Jack Wascher is getting a head start on his career, and he’s doing it with professional experience as a Friday night football reporter at KOMU. He, like many students at Mizzou, came here for the world-renowned journalism program that uses hands on learning to produce great journalists, and found a tremendous opportunity in KOMU.
KOMU-TV8 has been using the “Missouri Method” to teach students for over 41 years, employing students as reporters, photojournalists and producers. The commercial television station is owned by the university and is also an NBC Affiliate, the only one of its kind. Aspiring journalists gain real-life experience working in KOMU’s newsroom, and KOMU’s training is excellent preparation for future television journalists.

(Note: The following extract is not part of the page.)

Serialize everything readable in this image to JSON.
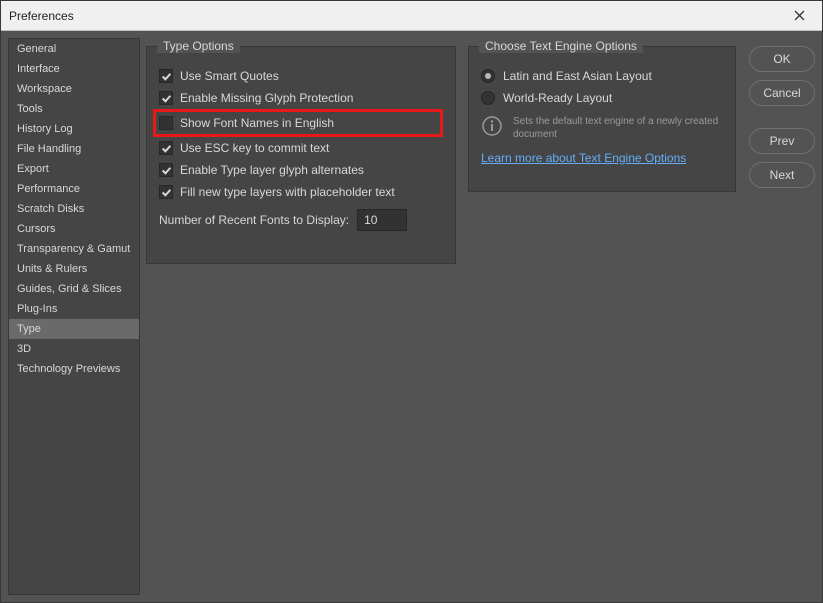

“I’d heard about KOMU before I came to Mizzou, but didn’t join my first semester, until one of my fraternity brothers turned me on to it,” Wascher said.
Wascher, a sophomore from Chicago, reports on high school football in central Missouri for KOMU. At KOMU students are able to work in a real-world setting with professionals who take teaching beyond the classroom.

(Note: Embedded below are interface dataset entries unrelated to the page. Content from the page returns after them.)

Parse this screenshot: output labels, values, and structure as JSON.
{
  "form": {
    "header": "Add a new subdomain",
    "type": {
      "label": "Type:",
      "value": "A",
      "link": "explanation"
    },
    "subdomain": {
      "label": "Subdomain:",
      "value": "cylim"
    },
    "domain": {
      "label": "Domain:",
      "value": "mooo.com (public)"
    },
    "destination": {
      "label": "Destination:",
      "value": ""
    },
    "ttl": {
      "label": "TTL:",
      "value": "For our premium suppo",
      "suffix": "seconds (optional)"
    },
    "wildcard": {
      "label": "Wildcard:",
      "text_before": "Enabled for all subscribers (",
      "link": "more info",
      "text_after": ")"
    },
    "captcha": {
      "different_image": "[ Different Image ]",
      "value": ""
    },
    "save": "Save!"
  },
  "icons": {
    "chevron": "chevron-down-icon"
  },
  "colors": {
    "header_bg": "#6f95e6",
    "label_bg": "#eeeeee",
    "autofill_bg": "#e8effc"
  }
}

“All the professionals who work at KOMU act as teachers,” Wascher said. “They’re really good at what they do.”
Wascher decided to get involved with KOMU’s Friday Night Fever, the weekly high school sports show, at the suggestion of another fraternity brother. He plans on pursuing sports journalism as a career in the future.
“It looks really good if you want to start covering sports,” said Wascher.
For any student looking to get involved with experience early, KOMU offers many opportunities. KOMU News Director Stacey Woefel emails a list of students with information on job openings in the KOMU newsroom, reports on how the latest broadcast went and information on any journalism speakers coming to the university.
“If you’re there early on, people know who you are. By the time you’re in the J-School, a lot of people you work with are your teachers, and it helps to know them,” said Wascher.
As most of us at the J-School know, journalism is a competitive field and real-world experience is practically a must for prospective journalists. KOMU provides a great opportunity for on the job experience, and challenges its students. Every Friday night is dedicated to Friday night football on KOMU from 10-10:30, and most of Wascher’s stories can be seen on KOMU.com following the games.
“The hardest part about what I do is figuring out what angle to take on each football team,” says Wascher.
Wascher uses resources like KOMU’s high school football preview telecast and students at MU who have ties to local high schools to prepare a story. Student journalists gain an advantage on their stories thanks to the vast amount of people and opinions available to them in college.
Wascher’s early success as a sophomore reporter will be useful in his application to Mizzou’s J-School and in the future. Experience in newsrooms like KOMU helps separate him from the thousands of other journalism majors applying there. Smart students are always looking to get involved on campus, and not many organizations around CoMo provide quite as much real-world knowledge as KOMU.